Should I eat it?: Grocery trends, from harissa to edible flowers
As grocery stores get hip to foodie tastes, more and more food trends are showing up on supermarket shelves - sometimes, just months after they show up in restaurant kitchens and hipster cafes. Day 6 food contributor David Sax, author of The Tastemakers: Why We're Crazy for Cupcakes But We're Fed Up With Fondue, says you're likely to find these four food trends in your local grocery store. But you should you try them?
David Sax says grass-fed dairy is the next frontier in dairy, and the natural evolution of consumer demand for organic and local foods. He says when cattle graze on grass, it produces clean and sweet-tasting milk. "It gets back to the roots of the way that cattle are supposed to eat," says Sax. He says a lot of the problems we associate with conventional dairy and meat has to do with the fact that animals aren't allowed to graze, and are often given antibiotics to combat disease. "This is kind of a reset. The grass-fed dairy movement is saying listen, cows are meant to eat grass and you'll be able to taste the difference - and it'll be healthier for you."
Should you eat it? Yes. David says give grass-fed dairy a try and see if you can tell a difference between it and conventional dairy.
Harissa is a North African hot paste made from chilli and and a variety of spices such as cumin and coriander. David Sax says it has been blowing up recently because of increased embrace of global hot sauces and spices, such as chipotle and sriracha. Sax says Harissa isn't just hot, it's spicy, flavourful and smoky too.
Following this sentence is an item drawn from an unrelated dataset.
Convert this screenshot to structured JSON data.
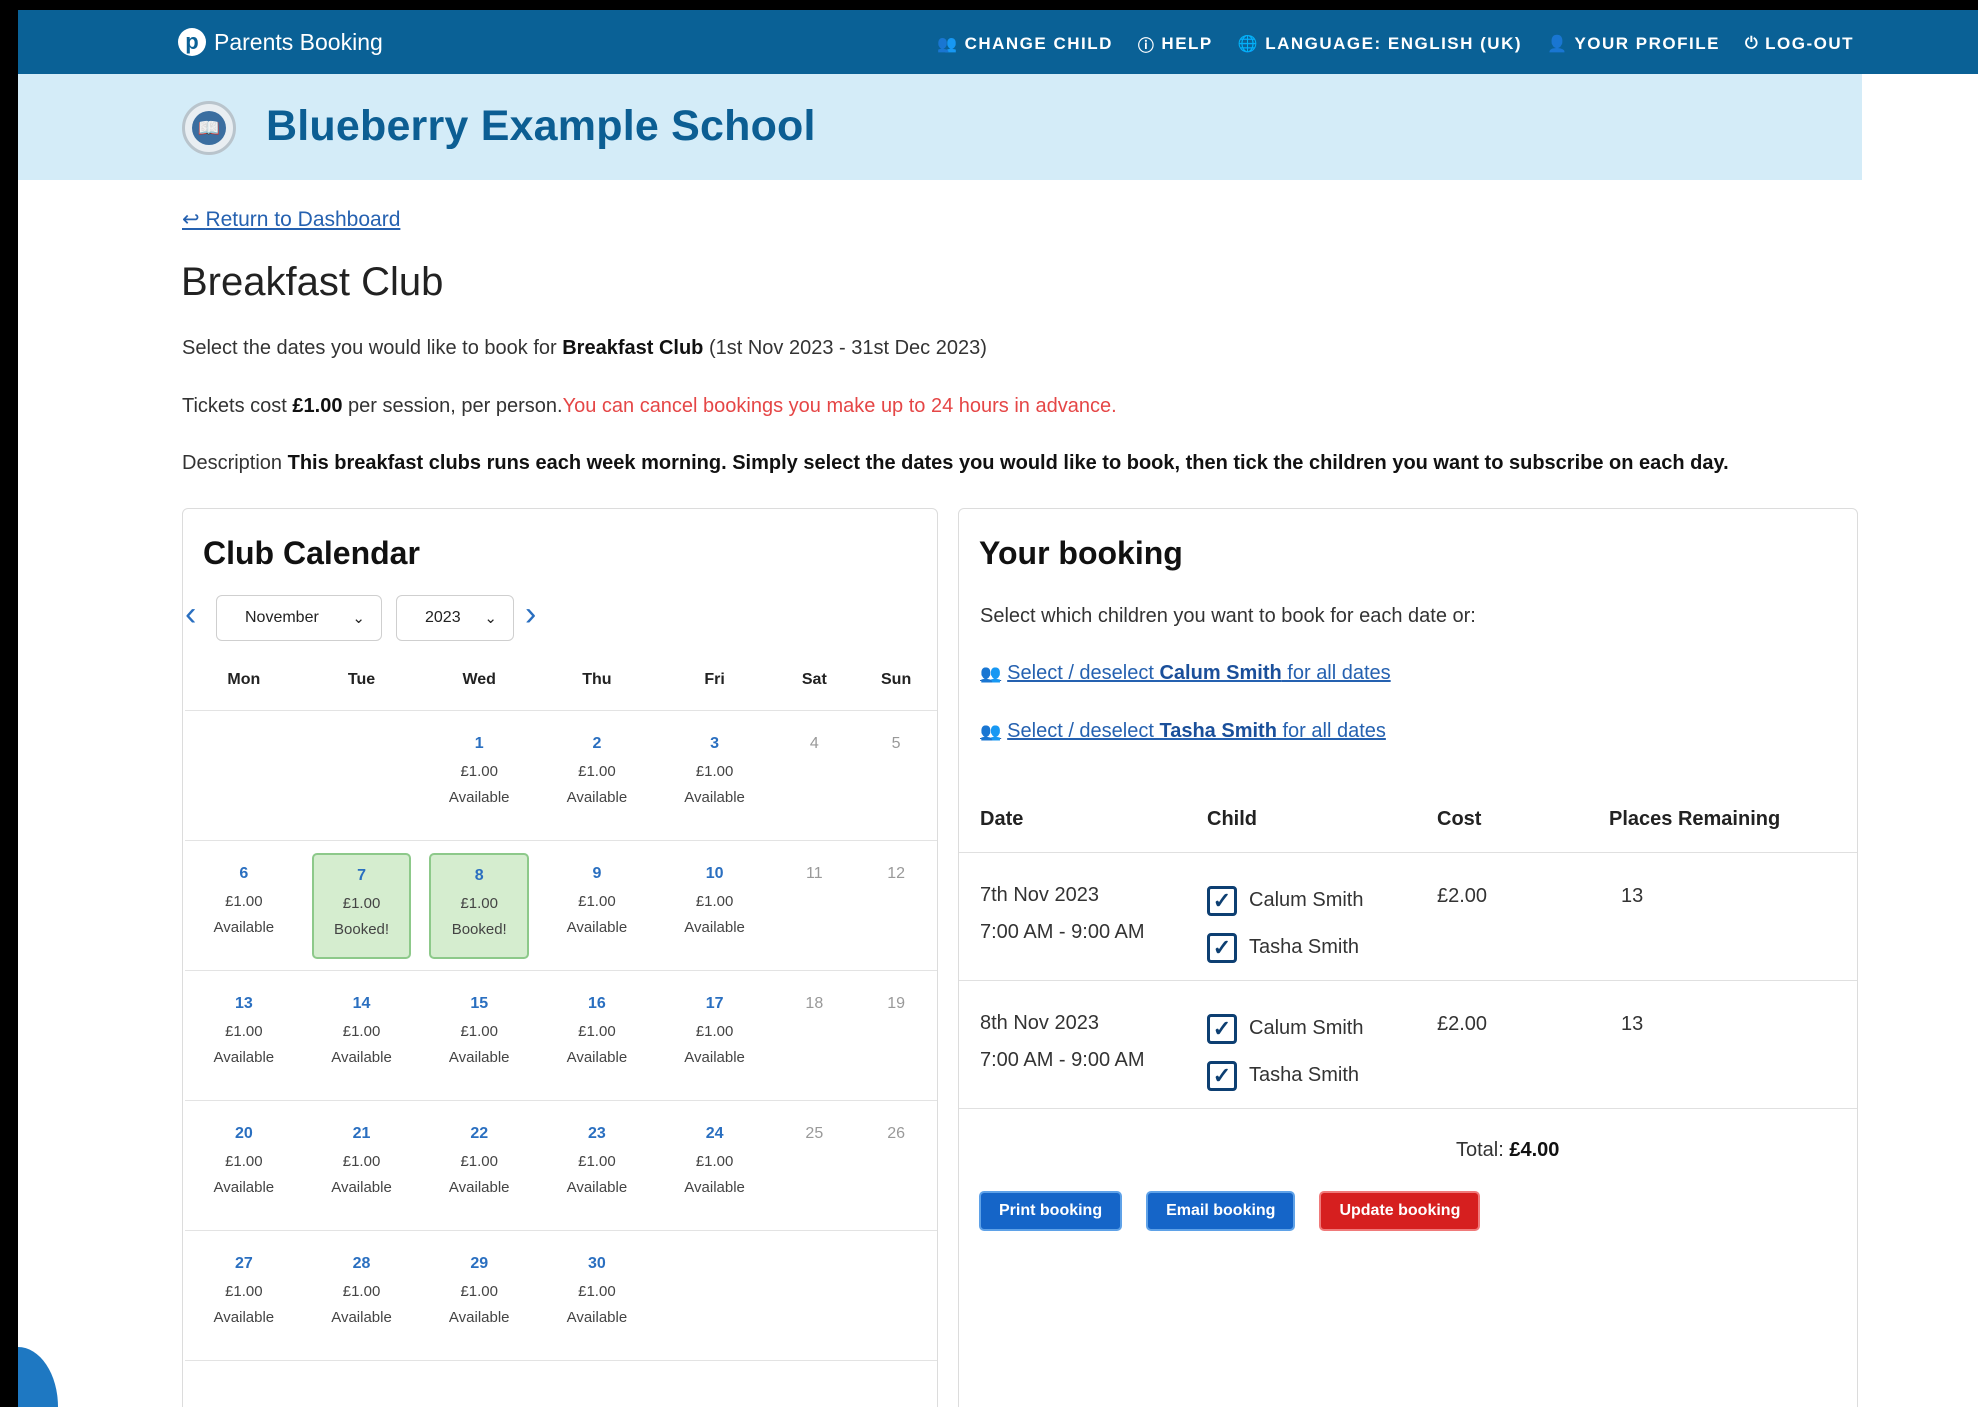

Should you eat it? Absolutely. "It has real complexity to it," says Sax. He says try a harissa rub on your Thanksgiving bird, or try it on roast potatoes.
Some chefs say including flowers in our dishes can be an interesting way to add interest and colour. David Sax says they're showing up on more and more restaurant plates, but he's not convinced. He thinks the trend is overdone and ultimately, kind of pointless. "Why are you ruining something with flowers?" Sax asks.
Should you eat it? No. They are pointless and also don't taste good.
Cold brew coffee
David Sax says this is one of the hottest cold beverage trends to come along in recent years. He says everywhere from hipster coffee joints to Starbucks have started to offer cold brew coffee. It's made by steeping coffee grounds in cold or room temperature water for at least 12 hours, and it's served cold. Sax says that results in coffee without the acidity, char and burn that sometimes comes with traditionally brewed coffee. You can find it alongside bottled ice teas in many supermarkets.
Should you eat it? This one is a maybe. Sax says you might be paying a lot of money for something that doesn't even involve a machine being used to make it. He says it might not be worth the expense, though if you're a lover of iced coffee you might appreciate the difference.